Danny Sullivan on
  • Categories: Channel: Industry, Stats: comScore, Stats: Popularity
  • How many searches does Google handle per day, month or year? The company is notorious for not regularly sharing such figures. But we now know that it remains at least more than one trillion, the first update since Google last shared over two years ago.

    A stat in Steven Levy’s excellent story on Backchannel yesterday, How Google Search Dealt With Mobile, said that Google handles over 3 billion searches per day.

    1 Trillion Served

    It was a rare sighting of a queries-per-day figure presumably from Google, which had search executives quoted extensively in the story. At 3 billion queries per day, that has Google doing 90 billion per month or 1.1 trillion searches per year.

    However, it turns out that Google didn’t provide a figure for 2015. Instead, that stat is the same Google previously released back in August 2012. Then, Google revealed it was doing 100 billion searches per month, or 1.2 trillion per year (the 100 million difference is effectively due to rounding).

    Google confirmed to Search Engine Land that it did give Backchannel the 2012 figure — over 100 billion per month, which Google rounds to 3 billion per day — for its story. Google told us that the figure still holds for today since “over” leaves things open-ended (and by implication, higher). Google also said not to expect an updated figure any time soon.

    Can We Guess At Google’s Query Growth?

    If Google’s not talking growth, how about we make our own guesstimate?

    comScore provides its own third-party estimate of how many searches the major search engines handle. For 2012, comScore had Google doing roughly 110 billion searches per month worldwide — not that far off what Google itself was claiming.
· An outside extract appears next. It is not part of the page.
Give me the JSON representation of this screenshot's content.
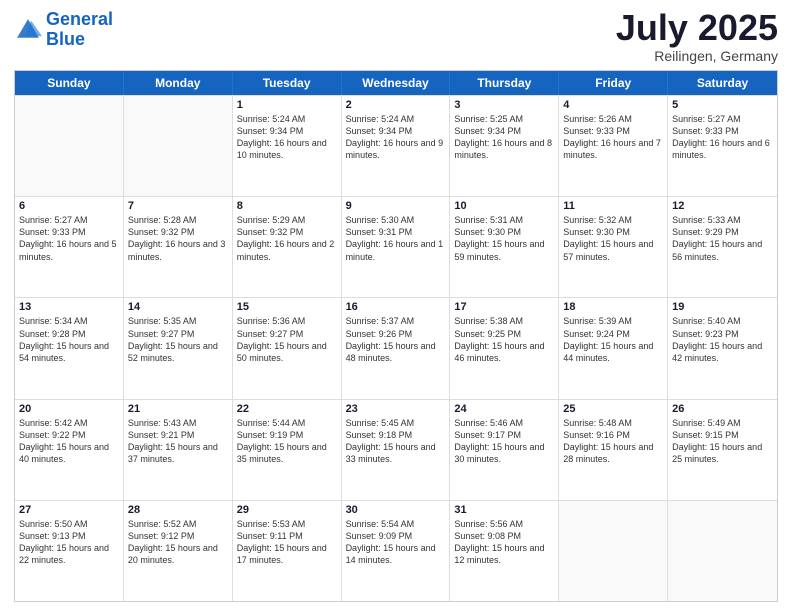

    Unfortunately, comScore hasn’t released updated worldwide figures since then. We’re checking on this. But it does release figures for the US each month. That provides a fairly conservative way to benchmark Google’s growth.

    comScore’s most recent figures for December 2014 have just come out (the link might not work because comScore oddly pulled the figures soon after they were published), showing that Google handled 12.4 billion searches on desktop in the United States. Two years ago, for December 2012, Google was at 11.8 billion. That’s a five percent gain.

    Working from that, if Google’s seen a similar five percent gain for its worldwide searches, then it would now be doing 105 billion searches per month or 1.26 trillion per year — 1.3 trillion rounded.

    That’s actually not much of a gain over two years — which may cause some to start wondering about “peak search.” Thus, two important caveats:

    • Google’s growth in countries outside the US might be higher
    • Google’s growth with mobile searches, which comScore doesn’t count, might be higher

    Either of these could be giving Google more growth that our guesstimate. Or not — only Google really knows, and it’s not telling.

    Postscript (Oct. 20, 2015): An interesting article from Charles Arthur looks at how on a per device basis, Google searches on mobile devices seem to be fairly low.

    That articles uses the now familiar 100 billion searchers per month figure which Google gave out again this month.

    That means for over three years now, Google has been claiming exactly the same amount of searches per month. That’s incredibly unlikely. More likely is that growth has grown to some degree. Of course, it’s possible there’s been a dip, and Google is sticking with the 2012 number to mask that. It almost certainly hasn’t stayed flat for over three years.

    About The Author

    Danny Sullivan
    Danny Sullivan was a journalist and analyst who covered the digital and search marketing space from 1996 through 2017. He was also a cofounder of Third Door Media, which publishes Search Engine Land, Marketing Land, MarTech Today and produces the SMX: Search Marketing Expo and MarTech events. He retired from journalism and Third Door Media in June 2017. You can learn more about him on his personal site & blog He can also be found on Facebook and Twitter.